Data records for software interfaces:
*** Begin section ***

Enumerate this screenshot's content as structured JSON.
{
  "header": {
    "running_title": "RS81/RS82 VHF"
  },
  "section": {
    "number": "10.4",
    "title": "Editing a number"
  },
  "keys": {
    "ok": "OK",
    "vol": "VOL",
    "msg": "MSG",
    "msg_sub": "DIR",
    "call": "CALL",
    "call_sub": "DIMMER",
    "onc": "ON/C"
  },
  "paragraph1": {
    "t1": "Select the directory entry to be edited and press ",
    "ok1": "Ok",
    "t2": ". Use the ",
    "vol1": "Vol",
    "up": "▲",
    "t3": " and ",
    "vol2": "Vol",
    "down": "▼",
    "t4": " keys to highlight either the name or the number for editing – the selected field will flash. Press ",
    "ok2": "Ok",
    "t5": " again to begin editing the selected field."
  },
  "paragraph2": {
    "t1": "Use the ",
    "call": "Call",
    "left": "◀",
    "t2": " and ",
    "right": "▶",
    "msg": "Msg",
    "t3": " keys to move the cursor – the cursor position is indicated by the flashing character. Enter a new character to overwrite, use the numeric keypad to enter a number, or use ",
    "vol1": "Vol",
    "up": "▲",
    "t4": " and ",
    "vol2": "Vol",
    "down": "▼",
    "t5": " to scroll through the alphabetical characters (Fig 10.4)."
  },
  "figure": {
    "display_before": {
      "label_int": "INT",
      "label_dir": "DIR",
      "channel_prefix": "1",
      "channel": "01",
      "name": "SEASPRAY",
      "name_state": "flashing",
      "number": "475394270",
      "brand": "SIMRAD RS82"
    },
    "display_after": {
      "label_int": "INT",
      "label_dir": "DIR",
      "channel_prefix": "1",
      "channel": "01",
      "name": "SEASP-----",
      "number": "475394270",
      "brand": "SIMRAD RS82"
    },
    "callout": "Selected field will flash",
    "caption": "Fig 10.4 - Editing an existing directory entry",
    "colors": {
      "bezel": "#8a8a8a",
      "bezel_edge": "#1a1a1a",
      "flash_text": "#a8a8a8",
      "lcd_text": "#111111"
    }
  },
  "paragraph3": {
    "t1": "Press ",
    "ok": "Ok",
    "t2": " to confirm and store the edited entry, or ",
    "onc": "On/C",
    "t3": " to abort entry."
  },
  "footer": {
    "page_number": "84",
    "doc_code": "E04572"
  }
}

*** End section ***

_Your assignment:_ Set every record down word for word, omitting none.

_Task solution:_
Enumerate this screenshot's content as structured JSON.
{
  "header": {
    "running_title": "RS81/RS82 VHF"
  },
  "section": {
    "number": "10.4",
    "title": "Editing a number"
  },
  "keys": {
    "ok": "OK",
    "vol": "VOL",
    "msg": "MSG",
    "msg_sub": "DIR",
    "call": "CALL",
    "call_sub": "DIMMER",
    "onc": "ON/C"
  },
  "paragraph1": {
    "t1": "Select the directory entry to be edited and press ",
    "ok1": "Ok",
    "t2": ". Use the ",
    "vol1": "Vol",
    "up": "▲",
    "t3": " and ",
    "vol2": "Vol",
    "down": "▼",
    "t4": " keys to highlight either the name or the number for editing – the selected field will flash. Press ",
    "ok2": "Ok",
    "t5": " again to begin editing the selected field."
  },
  "paragraph2": {
    "t1": "Use the ",
    "call": "Call",
    "left": "◀",
    "t2": " and ",
    "right": "▶",
    "msg": "Msg",
    "t3": " keys to move the cursor – the cursor position is indicated by the flashing character. Enter a new character to overwrite, use the numeric keypad to enter a number, or use ",
    "vol1": "Vol",
    "up": "▲",
    "t4": " and ",
    "vol2": "Vol",
    "down": "▼",
    "t5": " to scroll through the alphabetical characters (Fig 10.4)."
  },
  "figure": {
    "display_before": {
      "label_int": "INT",
      "label_dir": "DIR",
      "channel_prefix": "1",
      "channel": "01",
      "name": "SEASPRAY",
      "name_state": "flashing",
      "number": "475394270",
      "brand": "SIMRAD RS82"
    },
    "display_after": {
      "label_int": "INT",
      "label_dir": "DIR",
      "channel_prefix": "1",
      "channel": "01",
      "name": "SEASP-----",
      "number": "475394270",
      "brand": "SIMRAD RS82"
    },
    "callout": "Selected field will flash",
    "caption": "Fig 10.4 - Editing an existing directory entry",
    "colors": {
      "bezel": "#8a8a8a",
      "bezel_edge": "#1a1a1a",
      "flash_text": "#a8a8a8",
      "lcd_text": "#111111"
    }
  },
  "paragraph3": {
    "t1": "Press ",
    "ok": "Ok",
    "t2": " to confirm and store the edited entry, or ",
    "onc": "On/C",
    "t3": " to abort entry."
  },
  "footer": {
    "page_number": "84",
    "doc_code": "E04572"
  }
}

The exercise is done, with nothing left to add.